A multinational search team is desperately trying to find debris floating in the water or faint sound signals from the data recorders that could lead them to the missing plane and unravel the mystery of its fate.
Finding floating wreckage is key to narrowing the search area, as officials can then use data on currents to backtrack to where the plane hit the water, and where the flight recorders may be.
Beacons in the black boxes emit "pings" so they can be more easily found, but the batteries last for only about a month.
Officials have said the hunt for the wreckage is among the hardest ever undertaken, and will get much harder still if the beacons fall silent before they are found.
"Where we're at right now, four weeks since this plane disappeared, we're much, much closer," said aviation expert Geoffrey Thomas, editor-in-chief of AirlineRatings.com. "But frustratingly, we're still miles away from finding it. We need to find some piece of debris on the water; we need to pick up the ping."
If it doesn't happen, the only hope for finding the plane may be a full survey of the Indian Ocean floor, an operation that would take years and an enormous international operation.
Hishammuddin said there were no new satellite images or data that can provide new leads for searchers. The focus now is fully on the ocean search, he said.
Two ships - the Australian navy's Ocean Shield and the British HMS Echo - carrying sophisticated equipment that can hear the recorders' pings returned Saturday to an area investigators hope is close to where the plane went down. They concede the area they have identified is a best guess.
Up to 13 military and civilian planes and nine other ships took part in the search Saturday, the Australian agency coordinating the search said.
Because the U.S. Navy's pinger locator can pick up signals to a depth of 6,100 meters (20,000 feet), it should be able to hear the plane's data recorders even if they are in the deepest part of the search zone - about 5,800 meters (19,000 feet). But that's only if the locator gets within range of the black boxes - a tough task, given the size of the search area and the fact that the pinger locator must be dragged slowly through the water at just 1 to 5 knots (1 to 6 mph).
Australia's Houston acknowledged the search area was essentially a best guess, and noted the time when the plane's locator beacons would shut down was "getting pretty close."
The overall search area is a 217,000-square-kilometer (84,000-square-mile) zone in the southern Indian Ocean, about 1,700 kilometers (1,100 miles) northwest of the western Australian city of Perth.___
Ng reported from Kuala Lumpur, Malaysia.
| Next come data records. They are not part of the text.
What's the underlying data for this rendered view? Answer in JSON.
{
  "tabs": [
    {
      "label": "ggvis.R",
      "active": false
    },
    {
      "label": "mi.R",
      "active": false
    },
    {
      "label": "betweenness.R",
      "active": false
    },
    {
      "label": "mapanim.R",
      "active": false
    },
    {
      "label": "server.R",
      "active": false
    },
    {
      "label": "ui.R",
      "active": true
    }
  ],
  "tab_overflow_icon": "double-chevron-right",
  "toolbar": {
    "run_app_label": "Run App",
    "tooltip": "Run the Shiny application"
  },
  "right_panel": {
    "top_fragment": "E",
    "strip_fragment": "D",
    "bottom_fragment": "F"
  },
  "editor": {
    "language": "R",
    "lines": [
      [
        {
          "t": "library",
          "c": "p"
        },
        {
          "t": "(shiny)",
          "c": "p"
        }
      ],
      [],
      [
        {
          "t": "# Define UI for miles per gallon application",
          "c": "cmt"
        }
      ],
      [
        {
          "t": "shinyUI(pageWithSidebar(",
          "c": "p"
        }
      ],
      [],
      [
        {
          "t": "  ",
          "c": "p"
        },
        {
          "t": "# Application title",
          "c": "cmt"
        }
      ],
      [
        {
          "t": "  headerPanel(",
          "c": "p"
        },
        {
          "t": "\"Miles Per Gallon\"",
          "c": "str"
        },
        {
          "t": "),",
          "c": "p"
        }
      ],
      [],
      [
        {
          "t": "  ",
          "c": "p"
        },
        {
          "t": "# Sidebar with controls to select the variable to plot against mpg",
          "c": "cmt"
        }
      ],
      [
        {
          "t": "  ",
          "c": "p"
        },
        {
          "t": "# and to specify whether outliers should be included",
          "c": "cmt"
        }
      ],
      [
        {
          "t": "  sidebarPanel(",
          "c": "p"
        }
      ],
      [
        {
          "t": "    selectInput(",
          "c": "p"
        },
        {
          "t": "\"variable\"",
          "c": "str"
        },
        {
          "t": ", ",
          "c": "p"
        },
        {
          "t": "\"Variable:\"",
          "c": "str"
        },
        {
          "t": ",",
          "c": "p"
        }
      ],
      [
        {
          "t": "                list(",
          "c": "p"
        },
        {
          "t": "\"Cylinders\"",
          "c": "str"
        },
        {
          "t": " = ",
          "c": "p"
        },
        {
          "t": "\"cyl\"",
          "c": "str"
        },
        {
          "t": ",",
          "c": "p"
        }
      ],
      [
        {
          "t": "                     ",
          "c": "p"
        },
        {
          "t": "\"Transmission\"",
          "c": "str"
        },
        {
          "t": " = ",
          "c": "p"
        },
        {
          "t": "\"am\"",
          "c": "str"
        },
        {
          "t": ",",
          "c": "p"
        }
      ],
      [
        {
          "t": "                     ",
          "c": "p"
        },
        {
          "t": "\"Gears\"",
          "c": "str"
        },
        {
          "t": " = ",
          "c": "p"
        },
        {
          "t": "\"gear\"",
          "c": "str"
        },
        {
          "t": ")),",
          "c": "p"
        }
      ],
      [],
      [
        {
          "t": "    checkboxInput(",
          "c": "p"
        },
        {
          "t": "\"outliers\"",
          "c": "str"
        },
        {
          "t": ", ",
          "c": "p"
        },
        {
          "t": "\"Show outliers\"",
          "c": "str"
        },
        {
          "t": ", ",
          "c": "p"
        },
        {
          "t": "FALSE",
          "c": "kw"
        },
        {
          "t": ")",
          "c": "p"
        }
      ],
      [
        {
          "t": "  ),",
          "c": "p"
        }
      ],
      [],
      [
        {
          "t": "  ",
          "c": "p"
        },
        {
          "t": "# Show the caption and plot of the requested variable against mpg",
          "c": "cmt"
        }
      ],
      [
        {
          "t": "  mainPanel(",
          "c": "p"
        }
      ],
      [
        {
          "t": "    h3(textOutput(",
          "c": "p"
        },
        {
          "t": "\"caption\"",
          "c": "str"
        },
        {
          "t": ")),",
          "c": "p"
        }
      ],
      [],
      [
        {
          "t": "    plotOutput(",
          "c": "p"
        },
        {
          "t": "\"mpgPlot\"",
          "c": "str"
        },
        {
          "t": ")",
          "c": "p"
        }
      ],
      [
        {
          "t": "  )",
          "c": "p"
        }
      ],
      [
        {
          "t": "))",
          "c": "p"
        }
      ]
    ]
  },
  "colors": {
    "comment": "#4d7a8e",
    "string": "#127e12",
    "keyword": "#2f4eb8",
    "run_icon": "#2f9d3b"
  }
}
Associated Press writers Gillian Wong in Kuala Lumpur, Rod McGuirk in Canberra, Australia, Kristen Gelineau and Rohan Sullivan in Sydney, and Joan Lowy in Washington contributed to this report.